Hydrogen peroxide is also widely used as a multipurpose stain remover. Simply rinse your underwear in cold water, add a small amount of peroxide to the stained area/s, and then machine wash.
If you’re after something more natural, or you just don’t have any stain removers on hand, baking soda, fresh lemon juice or a pinch of salt are also great home remedies. Rinse the affected area, add your ingredient of choice, and gently rub it in. You can leave the formula on for a little while or repeat this process (depending on the severity of the stain), but remember to rinse it off before chucking your underwear in the wash.
Remember: different fabrics will have different care instructions, so don’t forget to double-check them beforehand. Hydrogen peroxide, lemon juice and salt are all best used on light-coloured underwear only, as they naturally bleach darker fabrics.

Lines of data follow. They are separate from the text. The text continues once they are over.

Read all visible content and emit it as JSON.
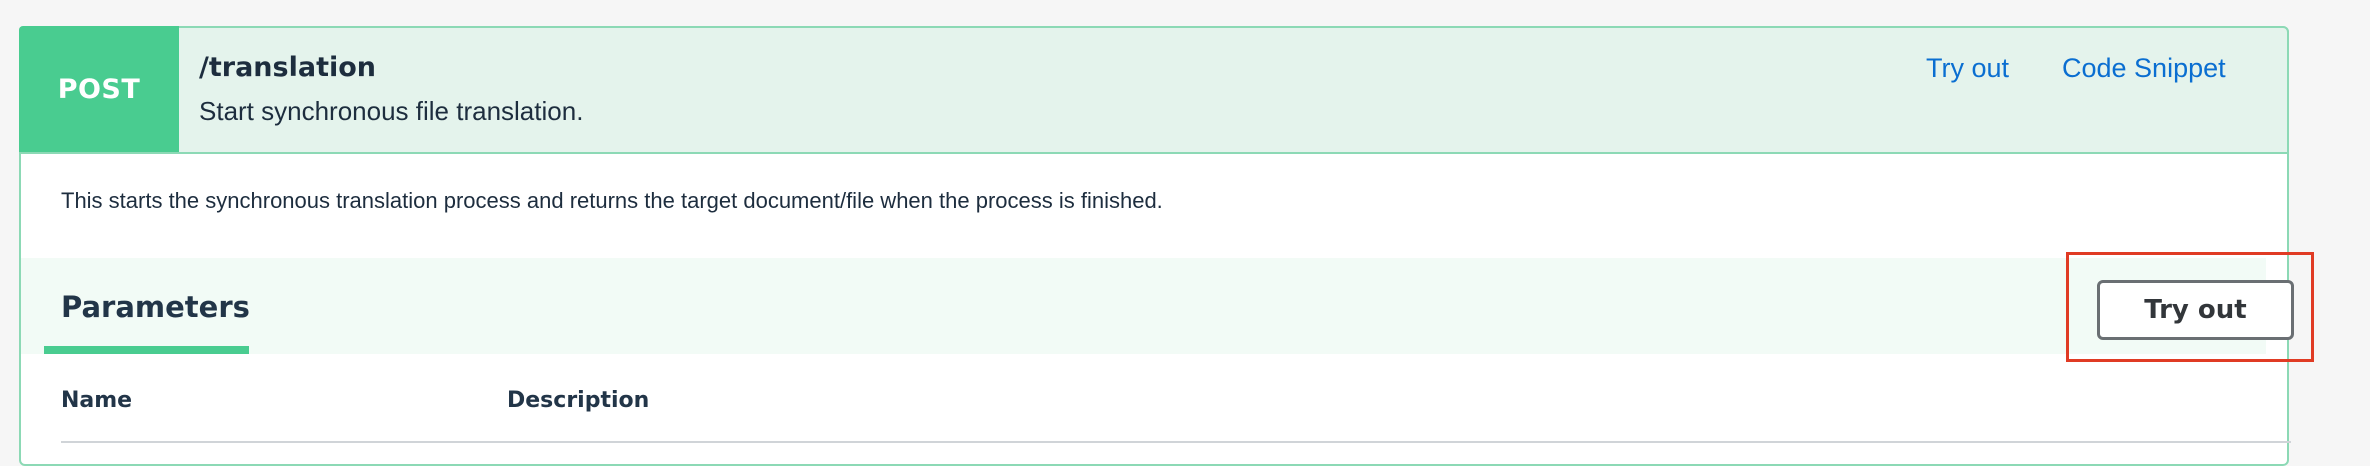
{
  "operation": {
    "method": "POST",
    "path": "/translation",
    "summary": "Start synchronous file translation.",
    "description": "This starts the synchronous translation process and returns the target document/file when the process is finished.",
    "links": {
      "try_out": "Try out",
      "code_snippet": "Code Snippet"
    }
  },
  "parameters": {
    "title": "Parameters",
    "try_out_button": "Try out",
    "columns": {
      "name": "Name",
      "description": "Description"
    }
  },
  "colors": {
    "method_post": "#49cc90",
    "header_bg": "#e4f3ec",
    "link": "#0a6ed1",
    "highlight": "#e03b24"
  }
}
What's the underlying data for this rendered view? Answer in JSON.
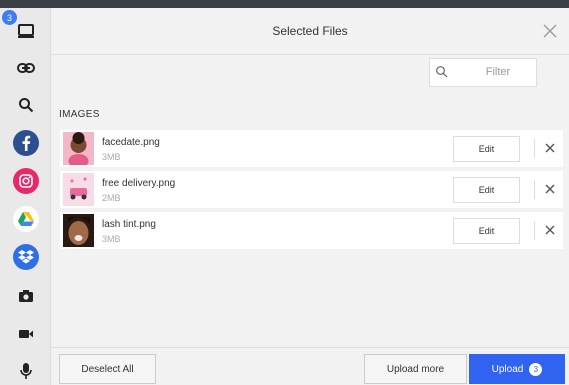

Things to avoid
It’s quite common for people to go down the pantyliner route to prevent bleaching. Pantyliners will create a physical barrier between your vulva and your underwear, and this can stop discharge from making contact with the fabric. But gynaecologists warn that regular use of panty liners can cause irritation and even contact dermatitis.
Another big no-no is using tampons to soak up your vaginal discharge. Wearing tampons when you’re not menstruating can lead to dryness, irritation and micro-tears when they’re eventually removed. Also, you’re far more likely to forget you’re wearing a tampon if you’re not on your period, which can heighten the risk of developing toxic shock syndrome.
Finally, don’t use a douche to try and prevent discharge. Your vagina is a self-cleaning organ. Inserting soap, water or feminine hygiene products can alter your natural pH and disrupt the delicate balance of bacteria. Douching increases the risk of developing yeast infections, bacterial vaginosis and STIs, which can (ironically) leave you with abnormal discharge.
For the most part, discharge is not only normal, it’s healthy. So instead of pretending it’s some gross, shameful secret that you need to hide, try these simple steps to help your lingerie to last longer.
For more information on cleaning different types of underwear, head here.
This article How to stop vaginal discharge from bleaching your underwear appeared first on Fashion Journal.